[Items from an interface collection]
———
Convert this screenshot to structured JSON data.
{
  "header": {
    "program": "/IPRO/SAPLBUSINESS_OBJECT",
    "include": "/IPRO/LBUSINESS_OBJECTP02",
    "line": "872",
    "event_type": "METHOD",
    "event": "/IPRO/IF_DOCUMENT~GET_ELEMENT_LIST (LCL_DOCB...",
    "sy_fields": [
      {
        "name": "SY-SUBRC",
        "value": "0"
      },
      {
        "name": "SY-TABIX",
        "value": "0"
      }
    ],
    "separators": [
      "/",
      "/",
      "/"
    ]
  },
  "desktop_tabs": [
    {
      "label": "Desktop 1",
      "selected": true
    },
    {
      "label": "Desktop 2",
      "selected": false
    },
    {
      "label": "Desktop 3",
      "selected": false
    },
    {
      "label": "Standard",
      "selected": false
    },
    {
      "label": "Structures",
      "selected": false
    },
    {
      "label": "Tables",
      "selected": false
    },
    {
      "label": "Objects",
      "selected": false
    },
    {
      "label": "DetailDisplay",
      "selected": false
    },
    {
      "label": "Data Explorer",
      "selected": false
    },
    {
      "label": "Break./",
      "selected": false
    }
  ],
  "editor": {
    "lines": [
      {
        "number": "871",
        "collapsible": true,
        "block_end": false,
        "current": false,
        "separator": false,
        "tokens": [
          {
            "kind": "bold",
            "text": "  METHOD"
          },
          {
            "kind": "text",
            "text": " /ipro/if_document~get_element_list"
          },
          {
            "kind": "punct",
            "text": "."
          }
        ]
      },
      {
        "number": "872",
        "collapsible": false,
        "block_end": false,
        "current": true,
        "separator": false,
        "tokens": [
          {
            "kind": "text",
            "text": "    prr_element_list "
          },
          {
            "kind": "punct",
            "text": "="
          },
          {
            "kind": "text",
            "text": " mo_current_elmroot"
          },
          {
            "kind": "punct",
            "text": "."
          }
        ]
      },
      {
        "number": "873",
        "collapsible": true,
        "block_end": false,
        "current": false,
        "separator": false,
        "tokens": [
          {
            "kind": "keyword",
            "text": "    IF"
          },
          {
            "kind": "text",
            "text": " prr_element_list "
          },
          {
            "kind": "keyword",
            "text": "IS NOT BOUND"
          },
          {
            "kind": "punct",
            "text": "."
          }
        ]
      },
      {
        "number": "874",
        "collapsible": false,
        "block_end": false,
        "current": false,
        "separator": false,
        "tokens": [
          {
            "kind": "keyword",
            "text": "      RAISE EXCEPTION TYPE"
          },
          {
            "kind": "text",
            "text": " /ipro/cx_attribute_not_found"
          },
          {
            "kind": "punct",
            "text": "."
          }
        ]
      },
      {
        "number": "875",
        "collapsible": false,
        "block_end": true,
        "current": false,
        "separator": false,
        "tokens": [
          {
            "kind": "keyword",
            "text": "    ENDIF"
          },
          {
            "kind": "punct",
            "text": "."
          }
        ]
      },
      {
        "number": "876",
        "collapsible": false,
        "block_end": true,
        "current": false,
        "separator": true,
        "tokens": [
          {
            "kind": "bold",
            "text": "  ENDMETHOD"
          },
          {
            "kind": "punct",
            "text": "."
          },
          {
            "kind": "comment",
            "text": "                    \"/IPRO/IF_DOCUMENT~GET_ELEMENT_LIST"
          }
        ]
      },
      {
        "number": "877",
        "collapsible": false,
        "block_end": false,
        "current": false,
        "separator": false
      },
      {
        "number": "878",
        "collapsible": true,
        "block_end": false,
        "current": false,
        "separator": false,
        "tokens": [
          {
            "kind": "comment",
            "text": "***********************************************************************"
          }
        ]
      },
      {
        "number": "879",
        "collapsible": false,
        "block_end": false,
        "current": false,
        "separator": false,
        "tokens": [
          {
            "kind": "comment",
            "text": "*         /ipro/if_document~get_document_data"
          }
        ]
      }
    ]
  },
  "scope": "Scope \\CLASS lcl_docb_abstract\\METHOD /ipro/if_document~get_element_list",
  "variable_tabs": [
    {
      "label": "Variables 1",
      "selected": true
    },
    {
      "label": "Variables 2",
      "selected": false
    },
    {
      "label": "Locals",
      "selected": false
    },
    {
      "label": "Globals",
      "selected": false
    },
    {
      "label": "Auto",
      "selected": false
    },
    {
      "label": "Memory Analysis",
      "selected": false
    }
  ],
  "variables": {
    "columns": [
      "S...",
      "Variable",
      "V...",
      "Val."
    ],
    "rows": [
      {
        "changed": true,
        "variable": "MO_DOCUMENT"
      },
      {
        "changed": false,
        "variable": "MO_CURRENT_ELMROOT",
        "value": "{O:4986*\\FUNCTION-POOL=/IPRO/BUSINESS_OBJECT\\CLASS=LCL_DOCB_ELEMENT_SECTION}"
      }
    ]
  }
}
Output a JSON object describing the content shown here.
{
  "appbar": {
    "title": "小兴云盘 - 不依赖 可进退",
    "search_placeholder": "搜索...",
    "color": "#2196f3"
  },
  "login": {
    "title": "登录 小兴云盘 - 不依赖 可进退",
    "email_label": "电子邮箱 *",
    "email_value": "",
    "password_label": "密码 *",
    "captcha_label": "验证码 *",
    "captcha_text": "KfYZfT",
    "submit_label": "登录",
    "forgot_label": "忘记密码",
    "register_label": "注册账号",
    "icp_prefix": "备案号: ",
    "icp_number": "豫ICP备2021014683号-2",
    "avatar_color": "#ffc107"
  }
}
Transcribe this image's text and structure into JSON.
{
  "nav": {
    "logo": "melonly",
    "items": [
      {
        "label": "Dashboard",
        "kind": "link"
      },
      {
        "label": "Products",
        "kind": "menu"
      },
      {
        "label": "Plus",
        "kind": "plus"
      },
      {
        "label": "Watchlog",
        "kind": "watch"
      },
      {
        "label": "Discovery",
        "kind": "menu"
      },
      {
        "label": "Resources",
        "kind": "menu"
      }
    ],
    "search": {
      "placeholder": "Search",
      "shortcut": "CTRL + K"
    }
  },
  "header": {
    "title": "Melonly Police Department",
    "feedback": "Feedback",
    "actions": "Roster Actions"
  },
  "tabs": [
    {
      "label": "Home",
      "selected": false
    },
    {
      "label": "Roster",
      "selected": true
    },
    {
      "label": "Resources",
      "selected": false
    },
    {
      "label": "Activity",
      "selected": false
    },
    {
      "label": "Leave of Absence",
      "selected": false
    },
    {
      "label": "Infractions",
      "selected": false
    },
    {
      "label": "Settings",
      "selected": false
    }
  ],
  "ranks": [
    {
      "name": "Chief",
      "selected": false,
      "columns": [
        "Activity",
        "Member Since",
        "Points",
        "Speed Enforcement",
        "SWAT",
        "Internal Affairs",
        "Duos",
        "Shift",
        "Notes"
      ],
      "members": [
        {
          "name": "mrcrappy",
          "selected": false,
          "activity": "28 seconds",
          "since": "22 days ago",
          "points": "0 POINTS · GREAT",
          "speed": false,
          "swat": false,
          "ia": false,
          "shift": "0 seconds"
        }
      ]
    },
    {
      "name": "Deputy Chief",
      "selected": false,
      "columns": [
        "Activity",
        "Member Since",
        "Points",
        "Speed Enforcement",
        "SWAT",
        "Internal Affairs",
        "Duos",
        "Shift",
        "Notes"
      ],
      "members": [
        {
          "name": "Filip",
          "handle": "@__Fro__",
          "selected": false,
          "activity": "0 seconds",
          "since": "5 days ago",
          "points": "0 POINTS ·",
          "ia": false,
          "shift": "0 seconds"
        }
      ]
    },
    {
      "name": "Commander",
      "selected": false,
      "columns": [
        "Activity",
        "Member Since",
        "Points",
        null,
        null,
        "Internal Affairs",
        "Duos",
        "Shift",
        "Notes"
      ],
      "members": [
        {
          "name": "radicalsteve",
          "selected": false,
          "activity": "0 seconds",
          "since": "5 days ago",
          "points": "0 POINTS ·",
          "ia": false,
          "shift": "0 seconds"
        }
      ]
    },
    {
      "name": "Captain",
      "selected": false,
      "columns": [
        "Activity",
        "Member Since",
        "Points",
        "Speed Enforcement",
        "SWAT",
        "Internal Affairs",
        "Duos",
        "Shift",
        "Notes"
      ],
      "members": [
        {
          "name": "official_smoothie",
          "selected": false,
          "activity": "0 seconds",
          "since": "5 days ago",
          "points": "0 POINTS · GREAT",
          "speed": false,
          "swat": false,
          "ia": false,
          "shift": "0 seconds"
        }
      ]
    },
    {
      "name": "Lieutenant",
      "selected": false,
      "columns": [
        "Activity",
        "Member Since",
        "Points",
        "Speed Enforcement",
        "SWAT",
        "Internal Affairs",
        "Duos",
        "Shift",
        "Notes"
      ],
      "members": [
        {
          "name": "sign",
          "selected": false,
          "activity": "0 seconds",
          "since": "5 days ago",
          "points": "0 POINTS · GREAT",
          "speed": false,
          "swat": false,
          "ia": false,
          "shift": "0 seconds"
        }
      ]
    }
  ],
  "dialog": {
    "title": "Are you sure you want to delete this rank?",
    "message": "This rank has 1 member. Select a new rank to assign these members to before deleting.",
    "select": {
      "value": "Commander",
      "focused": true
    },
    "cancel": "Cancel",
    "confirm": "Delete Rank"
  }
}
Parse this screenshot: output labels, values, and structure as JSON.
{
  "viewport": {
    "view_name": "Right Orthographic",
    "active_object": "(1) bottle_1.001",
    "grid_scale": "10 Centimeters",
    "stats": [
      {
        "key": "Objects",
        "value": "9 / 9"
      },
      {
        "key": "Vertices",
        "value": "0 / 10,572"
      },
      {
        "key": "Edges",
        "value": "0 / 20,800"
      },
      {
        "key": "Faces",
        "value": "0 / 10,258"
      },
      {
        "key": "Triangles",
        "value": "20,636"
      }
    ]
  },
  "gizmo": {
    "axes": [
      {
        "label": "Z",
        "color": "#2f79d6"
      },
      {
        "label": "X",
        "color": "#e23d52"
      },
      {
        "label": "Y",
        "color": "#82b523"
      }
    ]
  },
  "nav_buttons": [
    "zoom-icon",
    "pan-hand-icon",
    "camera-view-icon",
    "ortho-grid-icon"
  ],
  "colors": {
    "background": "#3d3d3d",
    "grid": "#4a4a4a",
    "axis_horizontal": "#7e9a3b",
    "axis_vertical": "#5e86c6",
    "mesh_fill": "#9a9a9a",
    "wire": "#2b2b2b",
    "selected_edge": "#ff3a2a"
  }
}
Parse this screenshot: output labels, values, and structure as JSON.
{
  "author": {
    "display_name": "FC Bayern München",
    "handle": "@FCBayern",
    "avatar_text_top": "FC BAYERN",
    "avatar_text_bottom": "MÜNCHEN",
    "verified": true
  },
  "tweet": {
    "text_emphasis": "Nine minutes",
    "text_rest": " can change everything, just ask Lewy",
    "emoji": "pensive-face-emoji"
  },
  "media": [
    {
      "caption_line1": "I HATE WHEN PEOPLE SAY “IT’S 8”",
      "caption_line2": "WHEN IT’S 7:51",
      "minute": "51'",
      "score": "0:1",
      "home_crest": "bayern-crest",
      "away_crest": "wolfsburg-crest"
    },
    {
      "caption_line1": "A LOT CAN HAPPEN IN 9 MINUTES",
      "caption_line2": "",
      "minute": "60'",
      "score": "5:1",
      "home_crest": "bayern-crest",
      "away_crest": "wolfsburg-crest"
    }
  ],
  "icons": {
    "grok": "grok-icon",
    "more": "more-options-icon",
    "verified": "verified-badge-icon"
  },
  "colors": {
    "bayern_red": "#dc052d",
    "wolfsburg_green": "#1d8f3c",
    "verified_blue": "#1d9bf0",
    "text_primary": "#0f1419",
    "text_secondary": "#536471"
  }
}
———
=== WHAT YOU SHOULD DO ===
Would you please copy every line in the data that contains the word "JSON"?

=== EXERCISE ANSWER ===
Convert this screenshot to structured JSON data.
Output a JSON object describing the content shown here.
Transcribe this image's text and structure into JSON.
Parse this screenshot: output labels, values, and structure as JSON.
Parse this screenshot: output labels, values, and structure as JSON.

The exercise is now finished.